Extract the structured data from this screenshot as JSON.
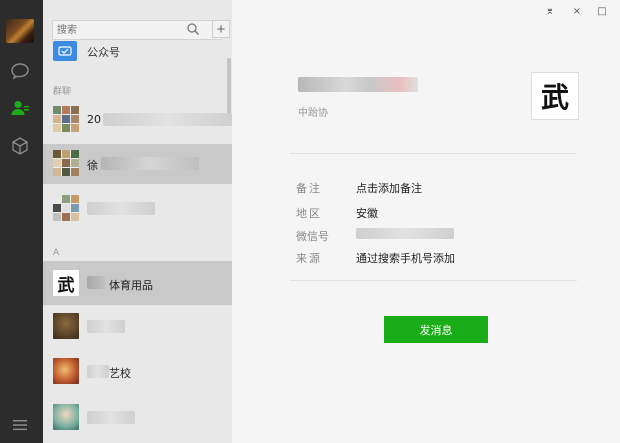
{
  "search": {
    "placeholder": "搜索"
  },
  "add_button": {
    "label": "+"
  },
  "contacts": {
    "top_item_label": "公众号",
    "group_section_label": "群聊",
    "groups": [
      {
        "name_prefix": "20"
      },
      {
        "name_prefix": "徐"
      },
      {
        "name_prefix": ""
      }
    ],
    "letter_section_label": "A",
    "people": [
      {
        "name": "体育用品"
      },
      {
        "name": ""
      },
      {
        "name": "艺校"
      },
      {
        "name": ""
      }
    ]
  },
  "profile": {
    "region_line": "中跆协",
    "avatar_glyph": "武",
    "fields": [
      {
        "label": "备注",
        "value": "点击添加备注"
      },
      {
        "label": "地区",
        "value": "安徽"
      },
      {
        "label": "微信号",
        "value": ""
      },
      {
        "label": "来源",
        "value": "通过搜索手机号添加"
      }
    ],
    "send_button_label": "发消息"
  },
  "window_controls": {
    "pin": "⌆",
    "close": "×",
    "maximize": "□"
  },
  "colors": {
    "accent_green": "#1aad19",
    "rail_bg": "#2c2c2c",
    "active_contacts_icon": "#1aad19"
  }
}
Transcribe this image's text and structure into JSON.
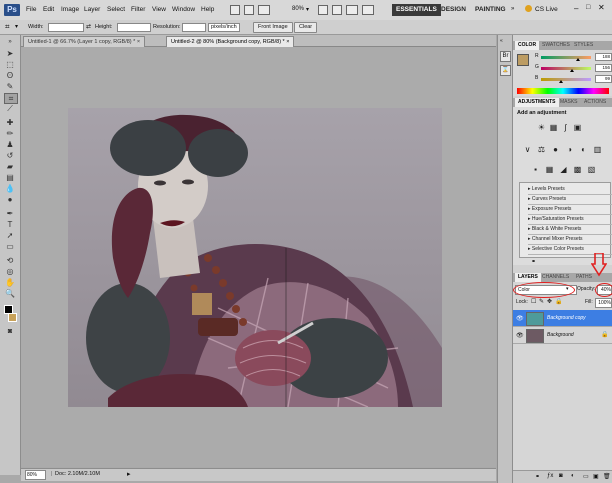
{
  "app": {
    "logo": "Ps"
  },
  "menu": [
    "File",
    "Edit",
    "Image",
    "Layer",
    "Select",
    "Filter",
    "View",
    "Window",
    "Help"
  ],
  "menubar_right": {
    "zoom": "80%",
    "workspaces": [
      "ESSENTIALS",
      "DESIGN",
      "PAINTING"
    ],
    "cs_live": "CS Live"
  },
  "options": {
    "width_label": "Width:",
    "height_label": "Height:",
    "resolution_label": "Resolution:",
    "resolution_unit": "pixels/inch",
    "front_image": "Front Image",
    "clear": "Clear"
  },
  "tabs": [
    {
      "label": "Untitled-1 @ 66.7% (Layer 1 copy, RGB/8) *",
      "active": false
    },
    {
      "label": "Untitled-2 @ 80% (Background copy, RGB/8) *",
      "active": true
    }
  ],
  "status": {
    "zoom": "80%",
    "doc": "Doc: 2.10M/2.10M"
  },
  "panels": {
    "color": {
      "tabs": [
        "COLOR",
        "SWATCHES",
        "STYLES"
      ],
      "channels": [
        {
          "label": "R",
          "value": "188",
          "position": 0.74
        },
        {
          "label": "G",
          "value": "156",
          "position": 0.61
        },
        {
          "label": "B",
          "value": "99",
          "position": 0.39
        }
      ],
      "fg_color": "#bc9c63"
    },
    "adjustments": {
      "tabs": [
        "ADJUSTMENTS",
        "MASKS",
        "ACTIONS"
      ],
      "heading": "Add an adjustment",
      "row1_icons": [
        "☀",
        "▦",
        "∫",
        "▣",
        "▽"
      ],
      "row2_icons": [
        "∨",
        "⚖",
        "●",
        "◑",
        "◐",
        "▥"
      ],
      "row3_icons": [
        "▪",
        "▦",
        "◢",
        "▩",
        "▧"
      ],
      "presets": [
        "Levels Presets",
        "Curves Presets",
        "Exposure Presets",
        "Hue/Saturation Presets",
        "Black & White Presets",
        "Channel Mixer Presets",
        "Selective Color Presets"
      ]
    },
    "layers": {
      "tabs": [
        "LAYERS",
        "CHANNELS",
        "PATHS"
      ],
      "blend_mode": "Color",
      "opacity_label": "Opacity:",
      "opacity": "40%",
      "lock_label": "Lock:",
      "fill_label": "Fill:",
      "fill": "100%",
      "items": [
        {
          "name": "Background copy",
          "selected": true,
          "thumb": "#4e9b9a"
        },
        {
          "name": "Background",
          "selected": false,
          "thumb": "#6d5a63"
        }
      ]
    }
  },
  "accent": "#3d7ee3",
  "annotation_color": "#e02020"
}
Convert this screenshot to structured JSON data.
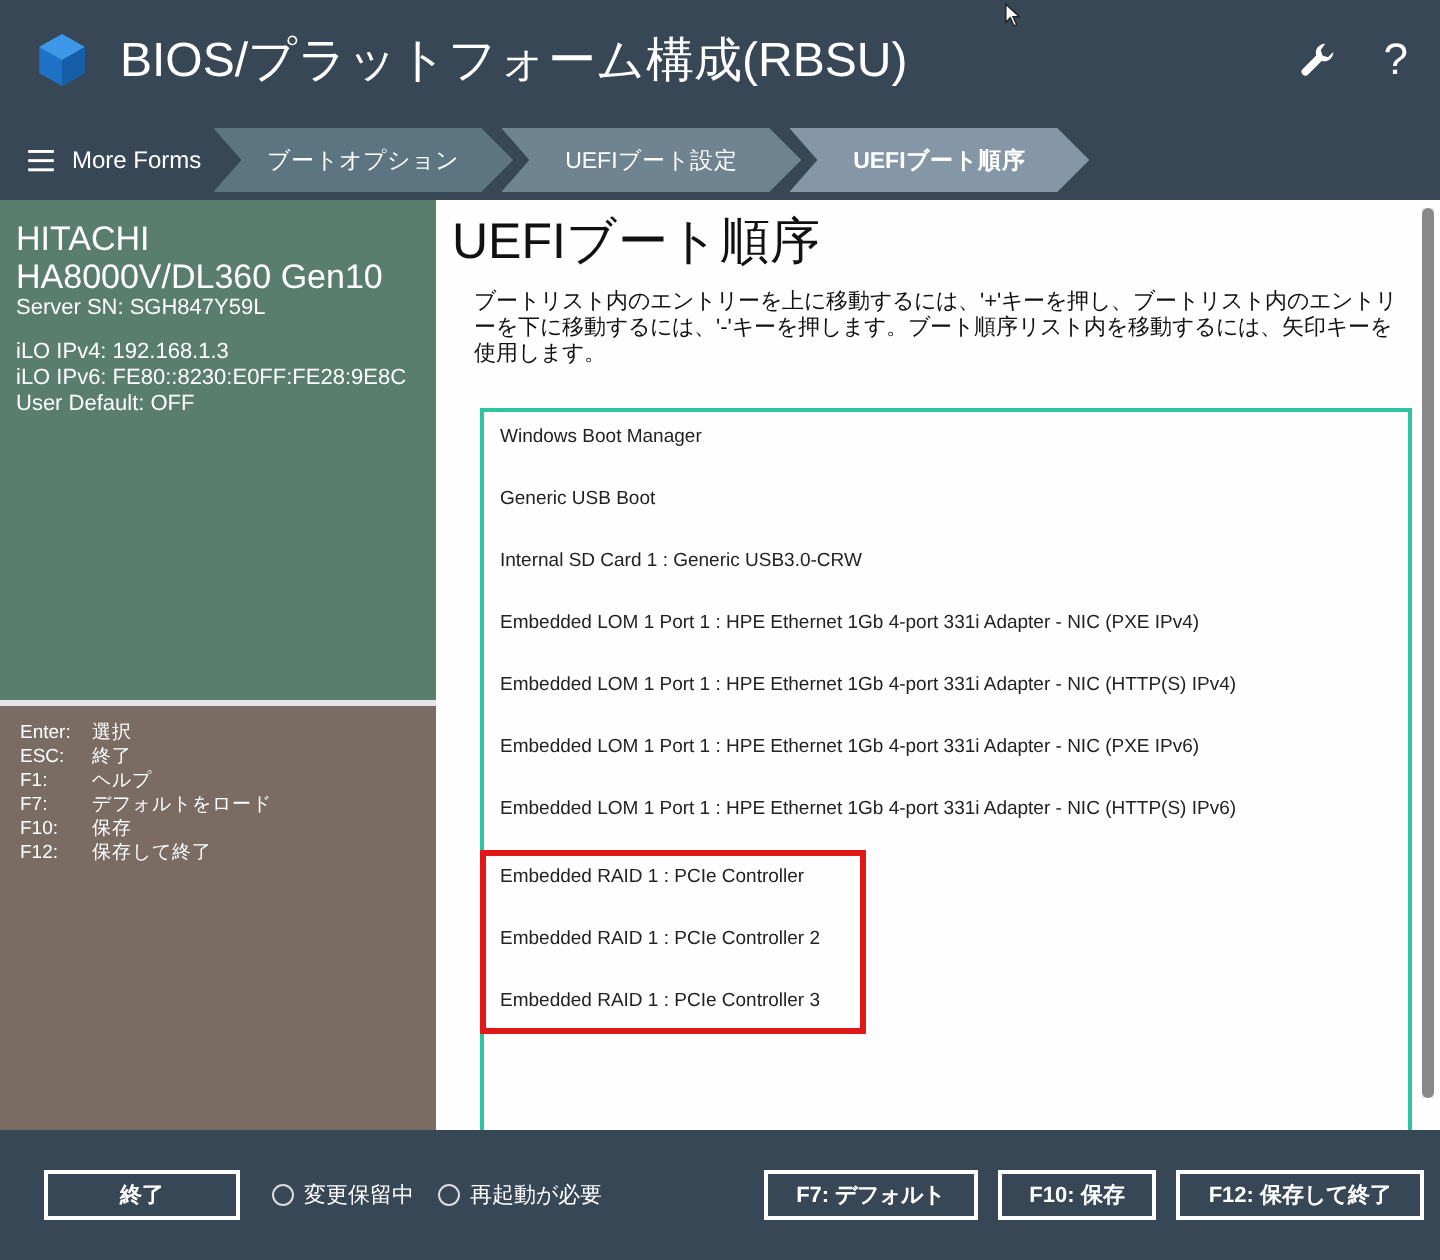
{
  "header": {
    "title": "BIOS/プラットフォーム構成(RBSU)",
    "help_glyph": "?"
  },
  "breadcrumb": {
    "menu_label": "More Forms",
    "items": [
      {
        "label": "ブートオプション",
        "selected": false
      },
      {
        "label": "UEFIブート設定",
        "selected": false
      },
      {
        "label": "UEFIブート順序",
        "selected": true
      }
    ]
  },
  "system_info": {
    "vendor": "HITACHI",
    "model": "HA8000V/DL360 Gen10",
    "serial": "Server SN: SGH847Y59L",
    "lines": [
      "iLO IPv4: 192.168.1.3",
      "iLO IPv6: FE80::8230:E0FF:FE28:9E8C",
      "User Default: OFF"
    ]
  },
  "key_help": [
    {
      "key": "Enter:",
      "action": "選択"
    },
    {
      "key": "ESC:",
      "action": "終了"
    },
    {
      "key": "F1:",
      "action": "ヘルプ"
    },
    {
      "key": "F7:",
      "action": "デフォルトをロード"
    },
    {
      "key": "F10:",
      "action": "保存"
    },
    {
      "key": "F12:",
      "action": "保存して終了"
    }
  ],
  "page": {
    "title": "UEFIブート順序",
    "description": "ブートリスト内のエントリーを上に移動するには、'+'キーを押し、ブートリスト内のエントリーを下に移動するには、'-'キーを押します。ブート順序リスト内を移動するには、矢印キーを使用します。"
  },
  "boot_entries": [
    {
      "label": "Windows Boot Manager",
      "highlighted": false
    },
    {
      "label": "Generic USB Boot",
      "highlighted": false
    },
    {
      "label": "Internal SD Card 1 : Generic USB3.0-CRW",
      "highlighted": false
    },
    {
      "label": "Embedded LOM 1 Port 1 : HPE Ethernet 1Gb 4-port 331i Adapter - NIC (PXE IPv4)",
      "highlighted": false
    },
    {
      "label": "Embedded LOM 1 Port 1 : HPE Ethernet 1Gb 4-port 331i Adapter - NIC (HTTP(S) IPv4)",
      "highlighted": false
    },
    {
      "label": "Embedded LOM 1 Port 1 : HPE Ethernet 1Gb 4-port 331i Adapter - NIC (PXE IPv6)",
      "highlighted": false
    },
    {
      "label": "Embedded LOM 1 Port 1 : HPE Ethernet 1Gb 4-port 331i Adapter - NIC (HTTP(S) IPv6)",
      "highlighted": false
    },
    {
      "label": "Embedded RAID 1 : PCIe Controller",
      "highlighted": true
    },
    {
      "label": "Embedded RAID 1 : PCIe Controller 2",
      "highlighted": true
    },
    {
      "label": "Embedded RAID 1 : PCIe Controller 3",
      "highlighted": true
    }
  ],
  "footer": {
    "exit_button": "終了",
    "indicators": [
      {
        "label": "変更保留中",
        "on": false
      },
      {
        "label": "再起動が必要",
        "on": false
      }
    ],
    "buttons": [
      "F7: デフォルト",
      "F10: 保存",
      "F12: 保存して終了"
    ]
  }
}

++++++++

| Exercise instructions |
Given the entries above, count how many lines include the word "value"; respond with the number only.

| Output of the task |
7